Collected data entries:
- Opening Delimiter -

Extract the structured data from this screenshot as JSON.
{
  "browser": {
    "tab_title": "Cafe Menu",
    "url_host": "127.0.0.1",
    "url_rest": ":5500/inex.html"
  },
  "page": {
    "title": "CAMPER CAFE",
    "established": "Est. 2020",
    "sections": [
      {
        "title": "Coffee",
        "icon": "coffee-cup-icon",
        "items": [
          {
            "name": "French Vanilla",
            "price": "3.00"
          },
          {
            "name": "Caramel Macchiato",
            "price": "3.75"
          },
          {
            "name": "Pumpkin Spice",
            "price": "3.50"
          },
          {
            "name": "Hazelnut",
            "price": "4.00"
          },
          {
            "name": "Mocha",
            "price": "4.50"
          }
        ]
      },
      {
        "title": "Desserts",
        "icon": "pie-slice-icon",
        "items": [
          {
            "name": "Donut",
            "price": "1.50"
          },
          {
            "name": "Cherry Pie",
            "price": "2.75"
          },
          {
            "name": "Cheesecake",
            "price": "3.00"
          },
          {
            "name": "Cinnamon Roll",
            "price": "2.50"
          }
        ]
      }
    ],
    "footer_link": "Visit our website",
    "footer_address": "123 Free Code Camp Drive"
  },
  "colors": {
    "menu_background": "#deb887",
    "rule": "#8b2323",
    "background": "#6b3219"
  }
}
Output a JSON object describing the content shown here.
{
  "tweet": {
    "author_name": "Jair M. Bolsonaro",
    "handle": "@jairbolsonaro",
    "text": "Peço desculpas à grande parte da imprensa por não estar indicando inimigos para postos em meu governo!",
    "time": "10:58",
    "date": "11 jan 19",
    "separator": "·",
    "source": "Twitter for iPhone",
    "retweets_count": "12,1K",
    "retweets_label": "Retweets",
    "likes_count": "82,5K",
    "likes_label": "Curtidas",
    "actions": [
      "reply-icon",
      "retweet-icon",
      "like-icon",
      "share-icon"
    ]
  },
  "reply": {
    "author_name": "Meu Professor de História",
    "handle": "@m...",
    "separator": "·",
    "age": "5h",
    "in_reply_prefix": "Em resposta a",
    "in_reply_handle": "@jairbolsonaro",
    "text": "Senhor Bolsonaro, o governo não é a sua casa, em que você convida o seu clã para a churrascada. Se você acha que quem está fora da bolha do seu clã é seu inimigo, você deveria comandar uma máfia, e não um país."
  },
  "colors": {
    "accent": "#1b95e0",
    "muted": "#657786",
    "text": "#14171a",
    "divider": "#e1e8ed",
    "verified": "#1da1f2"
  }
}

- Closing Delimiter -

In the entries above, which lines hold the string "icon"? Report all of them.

» Response to the task:
        "icon": "coffee-cup-icon",
        "icon": "pie-slice-icon",
      "reply-icon",
      "retweet-icon",
      "like-icon",
      "share-icon"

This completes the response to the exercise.